Exercise requirements | Search term "Mensuel": please copy every line of the records below that contains it.

==========

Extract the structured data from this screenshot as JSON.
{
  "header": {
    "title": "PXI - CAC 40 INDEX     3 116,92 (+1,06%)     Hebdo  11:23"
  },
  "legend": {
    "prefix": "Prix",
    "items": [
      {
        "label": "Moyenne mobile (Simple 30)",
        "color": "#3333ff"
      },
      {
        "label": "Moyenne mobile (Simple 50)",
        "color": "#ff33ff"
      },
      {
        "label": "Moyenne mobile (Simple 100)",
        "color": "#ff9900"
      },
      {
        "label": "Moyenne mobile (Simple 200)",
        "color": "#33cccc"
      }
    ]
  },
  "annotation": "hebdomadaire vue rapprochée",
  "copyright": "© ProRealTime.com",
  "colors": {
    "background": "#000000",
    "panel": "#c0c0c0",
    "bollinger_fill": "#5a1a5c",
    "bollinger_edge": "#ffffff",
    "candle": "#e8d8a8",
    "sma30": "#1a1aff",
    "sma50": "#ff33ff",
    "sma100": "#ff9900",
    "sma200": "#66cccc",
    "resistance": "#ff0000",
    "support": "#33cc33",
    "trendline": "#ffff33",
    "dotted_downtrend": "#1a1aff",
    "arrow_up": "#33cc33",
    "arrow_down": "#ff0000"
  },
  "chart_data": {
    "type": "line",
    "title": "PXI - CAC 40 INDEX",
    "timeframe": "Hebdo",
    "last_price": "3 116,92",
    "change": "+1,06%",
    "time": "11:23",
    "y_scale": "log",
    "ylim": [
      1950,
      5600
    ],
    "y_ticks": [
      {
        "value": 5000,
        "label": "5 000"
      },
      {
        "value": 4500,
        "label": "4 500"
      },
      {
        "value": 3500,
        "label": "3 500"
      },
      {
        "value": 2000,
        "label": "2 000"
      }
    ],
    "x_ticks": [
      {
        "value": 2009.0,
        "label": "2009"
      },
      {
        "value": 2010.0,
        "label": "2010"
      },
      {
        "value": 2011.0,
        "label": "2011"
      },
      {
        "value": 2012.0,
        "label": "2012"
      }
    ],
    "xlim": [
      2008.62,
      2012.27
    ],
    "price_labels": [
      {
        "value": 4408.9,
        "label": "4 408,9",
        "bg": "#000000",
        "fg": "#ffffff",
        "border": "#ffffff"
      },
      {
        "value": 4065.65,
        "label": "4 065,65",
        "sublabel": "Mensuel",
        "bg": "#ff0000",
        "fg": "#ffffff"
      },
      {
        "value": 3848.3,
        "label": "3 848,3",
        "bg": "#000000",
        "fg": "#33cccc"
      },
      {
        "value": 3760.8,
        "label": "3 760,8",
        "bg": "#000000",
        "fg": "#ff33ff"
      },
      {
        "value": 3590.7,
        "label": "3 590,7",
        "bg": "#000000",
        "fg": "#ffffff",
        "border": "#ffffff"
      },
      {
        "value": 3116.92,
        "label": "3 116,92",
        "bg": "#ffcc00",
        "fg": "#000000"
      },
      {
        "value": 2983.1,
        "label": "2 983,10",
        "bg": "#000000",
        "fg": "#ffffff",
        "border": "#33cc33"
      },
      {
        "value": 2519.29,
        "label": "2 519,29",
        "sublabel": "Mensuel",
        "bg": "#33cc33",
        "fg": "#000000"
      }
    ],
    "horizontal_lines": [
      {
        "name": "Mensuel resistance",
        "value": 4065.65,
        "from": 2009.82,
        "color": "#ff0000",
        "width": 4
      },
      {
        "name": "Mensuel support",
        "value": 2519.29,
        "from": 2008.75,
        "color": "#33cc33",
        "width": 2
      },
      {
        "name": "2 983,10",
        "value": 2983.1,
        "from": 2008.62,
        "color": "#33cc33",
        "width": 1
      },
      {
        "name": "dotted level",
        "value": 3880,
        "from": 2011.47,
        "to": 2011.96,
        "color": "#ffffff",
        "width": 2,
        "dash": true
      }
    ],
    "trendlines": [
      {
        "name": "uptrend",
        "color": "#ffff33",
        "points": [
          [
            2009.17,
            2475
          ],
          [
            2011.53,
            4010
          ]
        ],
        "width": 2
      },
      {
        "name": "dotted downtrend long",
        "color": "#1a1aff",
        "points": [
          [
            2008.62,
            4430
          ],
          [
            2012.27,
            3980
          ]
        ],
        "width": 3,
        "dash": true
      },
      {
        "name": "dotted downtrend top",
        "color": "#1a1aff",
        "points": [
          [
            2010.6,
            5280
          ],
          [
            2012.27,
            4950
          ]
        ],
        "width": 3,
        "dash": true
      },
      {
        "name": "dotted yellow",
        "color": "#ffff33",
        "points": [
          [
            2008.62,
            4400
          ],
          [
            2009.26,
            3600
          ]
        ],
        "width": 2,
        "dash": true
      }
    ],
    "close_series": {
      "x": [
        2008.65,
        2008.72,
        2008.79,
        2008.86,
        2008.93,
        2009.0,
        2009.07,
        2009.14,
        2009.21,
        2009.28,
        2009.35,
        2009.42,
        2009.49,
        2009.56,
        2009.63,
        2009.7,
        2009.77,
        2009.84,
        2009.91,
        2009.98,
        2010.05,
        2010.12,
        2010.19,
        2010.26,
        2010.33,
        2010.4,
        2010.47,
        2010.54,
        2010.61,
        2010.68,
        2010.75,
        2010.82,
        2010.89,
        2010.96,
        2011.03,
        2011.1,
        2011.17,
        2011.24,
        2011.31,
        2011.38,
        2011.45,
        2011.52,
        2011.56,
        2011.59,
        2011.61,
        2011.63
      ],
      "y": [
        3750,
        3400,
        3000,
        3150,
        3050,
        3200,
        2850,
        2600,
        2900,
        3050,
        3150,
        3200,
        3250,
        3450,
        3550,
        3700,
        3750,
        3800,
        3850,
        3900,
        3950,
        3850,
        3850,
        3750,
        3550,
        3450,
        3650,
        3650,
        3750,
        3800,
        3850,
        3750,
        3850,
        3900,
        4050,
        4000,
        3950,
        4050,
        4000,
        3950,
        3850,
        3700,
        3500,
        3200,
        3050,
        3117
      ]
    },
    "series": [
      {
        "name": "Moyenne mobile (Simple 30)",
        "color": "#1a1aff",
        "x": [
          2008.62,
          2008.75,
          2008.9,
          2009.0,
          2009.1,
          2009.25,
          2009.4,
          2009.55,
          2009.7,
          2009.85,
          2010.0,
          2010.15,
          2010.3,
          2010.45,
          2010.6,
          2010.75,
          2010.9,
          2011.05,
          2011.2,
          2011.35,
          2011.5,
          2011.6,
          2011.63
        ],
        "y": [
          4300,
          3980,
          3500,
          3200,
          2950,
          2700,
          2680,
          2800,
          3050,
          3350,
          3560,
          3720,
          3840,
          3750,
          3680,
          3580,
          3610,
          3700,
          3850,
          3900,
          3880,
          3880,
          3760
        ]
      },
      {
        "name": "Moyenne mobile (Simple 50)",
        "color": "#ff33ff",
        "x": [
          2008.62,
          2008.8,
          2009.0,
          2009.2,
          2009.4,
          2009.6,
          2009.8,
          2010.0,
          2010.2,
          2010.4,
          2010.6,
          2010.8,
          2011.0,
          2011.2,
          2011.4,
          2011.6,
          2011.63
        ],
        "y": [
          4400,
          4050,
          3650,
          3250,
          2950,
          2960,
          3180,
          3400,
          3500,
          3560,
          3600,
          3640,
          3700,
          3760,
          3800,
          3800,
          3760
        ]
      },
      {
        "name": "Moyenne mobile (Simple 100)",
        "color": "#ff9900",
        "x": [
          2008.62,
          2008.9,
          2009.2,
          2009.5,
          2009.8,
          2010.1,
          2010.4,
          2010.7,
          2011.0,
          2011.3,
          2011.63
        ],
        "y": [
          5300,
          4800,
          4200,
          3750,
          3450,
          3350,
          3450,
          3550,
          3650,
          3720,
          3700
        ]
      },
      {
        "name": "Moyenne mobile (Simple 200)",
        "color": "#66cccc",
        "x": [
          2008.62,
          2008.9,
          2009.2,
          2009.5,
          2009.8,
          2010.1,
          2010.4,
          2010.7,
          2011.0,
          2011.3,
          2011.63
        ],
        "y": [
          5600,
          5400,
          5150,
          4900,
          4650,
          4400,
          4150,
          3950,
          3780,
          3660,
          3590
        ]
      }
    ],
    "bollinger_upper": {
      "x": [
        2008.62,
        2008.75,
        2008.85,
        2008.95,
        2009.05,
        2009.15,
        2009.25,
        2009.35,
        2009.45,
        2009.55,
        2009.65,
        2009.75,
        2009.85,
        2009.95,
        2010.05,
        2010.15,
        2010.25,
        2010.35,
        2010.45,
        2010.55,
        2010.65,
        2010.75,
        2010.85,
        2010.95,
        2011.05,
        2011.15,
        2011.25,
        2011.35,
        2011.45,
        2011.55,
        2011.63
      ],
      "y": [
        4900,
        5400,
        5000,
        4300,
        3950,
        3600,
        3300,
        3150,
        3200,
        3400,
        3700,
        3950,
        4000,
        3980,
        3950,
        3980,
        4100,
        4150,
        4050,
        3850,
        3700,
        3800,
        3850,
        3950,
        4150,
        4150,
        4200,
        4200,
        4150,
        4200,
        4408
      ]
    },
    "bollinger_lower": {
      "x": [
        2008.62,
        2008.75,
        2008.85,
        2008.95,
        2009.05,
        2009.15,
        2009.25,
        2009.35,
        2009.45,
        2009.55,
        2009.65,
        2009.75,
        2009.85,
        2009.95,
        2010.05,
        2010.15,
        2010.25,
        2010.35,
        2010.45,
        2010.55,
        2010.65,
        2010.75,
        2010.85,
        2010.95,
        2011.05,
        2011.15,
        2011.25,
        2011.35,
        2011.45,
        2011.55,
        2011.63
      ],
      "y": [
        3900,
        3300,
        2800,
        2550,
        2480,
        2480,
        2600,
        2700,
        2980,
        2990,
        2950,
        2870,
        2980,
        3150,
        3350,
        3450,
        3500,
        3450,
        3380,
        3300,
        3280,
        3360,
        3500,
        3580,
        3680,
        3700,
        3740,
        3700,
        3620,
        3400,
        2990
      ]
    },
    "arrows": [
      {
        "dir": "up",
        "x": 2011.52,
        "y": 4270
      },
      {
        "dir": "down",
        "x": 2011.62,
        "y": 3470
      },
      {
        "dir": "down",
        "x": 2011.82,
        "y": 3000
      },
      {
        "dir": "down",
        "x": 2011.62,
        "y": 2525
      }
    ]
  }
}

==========

Answer space |
        "sublabel": "Mensuel",
        "sublabel": "Mensuel",
        "name": "Mensuel resistance",
        "name": "Mensuel support",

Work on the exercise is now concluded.